If "pointer" shows up in a line of the material, return that line.

_DATASET CONTENT_
════

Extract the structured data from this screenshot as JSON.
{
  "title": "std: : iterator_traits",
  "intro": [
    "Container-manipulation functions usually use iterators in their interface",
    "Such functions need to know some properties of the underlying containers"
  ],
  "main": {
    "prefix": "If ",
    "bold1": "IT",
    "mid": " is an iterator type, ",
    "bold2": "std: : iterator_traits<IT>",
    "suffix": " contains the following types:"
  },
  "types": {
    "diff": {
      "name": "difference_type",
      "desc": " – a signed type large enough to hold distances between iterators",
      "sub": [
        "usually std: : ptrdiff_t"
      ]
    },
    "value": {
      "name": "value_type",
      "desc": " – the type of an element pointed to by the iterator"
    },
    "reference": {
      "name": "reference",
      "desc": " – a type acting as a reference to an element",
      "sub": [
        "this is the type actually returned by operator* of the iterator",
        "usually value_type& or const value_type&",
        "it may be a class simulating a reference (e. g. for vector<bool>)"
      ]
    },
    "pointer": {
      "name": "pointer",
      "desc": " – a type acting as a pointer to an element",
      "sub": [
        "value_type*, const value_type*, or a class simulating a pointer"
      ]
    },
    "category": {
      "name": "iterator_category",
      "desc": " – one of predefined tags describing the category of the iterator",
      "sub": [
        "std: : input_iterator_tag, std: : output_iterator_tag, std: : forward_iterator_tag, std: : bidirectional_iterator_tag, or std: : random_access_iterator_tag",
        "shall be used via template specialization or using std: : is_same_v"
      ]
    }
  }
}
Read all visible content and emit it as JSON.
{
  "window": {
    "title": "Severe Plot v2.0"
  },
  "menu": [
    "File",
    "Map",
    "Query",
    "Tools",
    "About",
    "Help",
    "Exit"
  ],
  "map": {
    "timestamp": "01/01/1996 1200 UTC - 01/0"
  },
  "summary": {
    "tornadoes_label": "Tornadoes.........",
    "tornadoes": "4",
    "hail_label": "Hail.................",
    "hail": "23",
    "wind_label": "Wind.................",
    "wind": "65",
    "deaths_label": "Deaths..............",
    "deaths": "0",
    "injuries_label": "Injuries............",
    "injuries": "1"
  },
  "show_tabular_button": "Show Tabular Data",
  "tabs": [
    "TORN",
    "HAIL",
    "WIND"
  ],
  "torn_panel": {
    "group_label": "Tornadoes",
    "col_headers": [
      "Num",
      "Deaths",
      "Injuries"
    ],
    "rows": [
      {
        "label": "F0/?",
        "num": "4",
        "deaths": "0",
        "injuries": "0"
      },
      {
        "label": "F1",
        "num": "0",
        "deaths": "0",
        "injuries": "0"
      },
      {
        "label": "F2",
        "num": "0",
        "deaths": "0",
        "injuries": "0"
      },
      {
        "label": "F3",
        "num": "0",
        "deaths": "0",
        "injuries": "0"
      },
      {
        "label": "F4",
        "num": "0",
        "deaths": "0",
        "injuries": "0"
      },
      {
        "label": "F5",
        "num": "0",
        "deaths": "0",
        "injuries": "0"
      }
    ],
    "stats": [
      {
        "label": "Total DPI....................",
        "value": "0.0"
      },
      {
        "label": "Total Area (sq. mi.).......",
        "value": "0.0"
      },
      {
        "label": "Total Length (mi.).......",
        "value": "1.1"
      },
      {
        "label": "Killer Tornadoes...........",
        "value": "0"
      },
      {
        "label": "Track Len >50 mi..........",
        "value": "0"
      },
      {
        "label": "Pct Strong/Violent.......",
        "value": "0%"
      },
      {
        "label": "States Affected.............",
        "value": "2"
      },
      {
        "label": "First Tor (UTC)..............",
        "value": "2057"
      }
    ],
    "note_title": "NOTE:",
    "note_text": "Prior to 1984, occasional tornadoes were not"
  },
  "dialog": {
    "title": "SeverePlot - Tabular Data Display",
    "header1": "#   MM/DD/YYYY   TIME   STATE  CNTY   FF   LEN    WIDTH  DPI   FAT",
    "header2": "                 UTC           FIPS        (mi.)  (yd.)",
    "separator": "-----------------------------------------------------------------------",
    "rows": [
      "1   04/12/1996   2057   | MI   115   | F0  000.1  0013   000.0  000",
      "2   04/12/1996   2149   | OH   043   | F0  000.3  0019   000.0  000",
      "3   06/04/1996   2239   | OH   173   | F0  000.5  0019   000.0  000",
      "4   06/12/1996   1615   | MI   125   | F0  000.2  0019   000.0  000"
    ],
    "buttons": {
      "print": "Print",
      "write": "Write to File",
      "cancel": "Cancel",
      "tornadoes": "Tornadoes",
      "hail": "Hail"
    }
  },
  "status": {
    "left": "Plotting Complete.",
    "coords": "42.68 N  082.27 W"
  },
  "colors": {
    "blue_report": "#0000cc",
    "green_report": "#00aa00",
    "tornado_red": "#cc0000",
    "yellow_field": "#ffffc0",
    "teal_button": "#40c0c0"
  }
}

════

_RESULT_
    "pointer": {
      "name": "pointer",
      "desc": " – a type acting as a pointer to an element",
        "value_type*, const value_type*, or a class simulating a pointer"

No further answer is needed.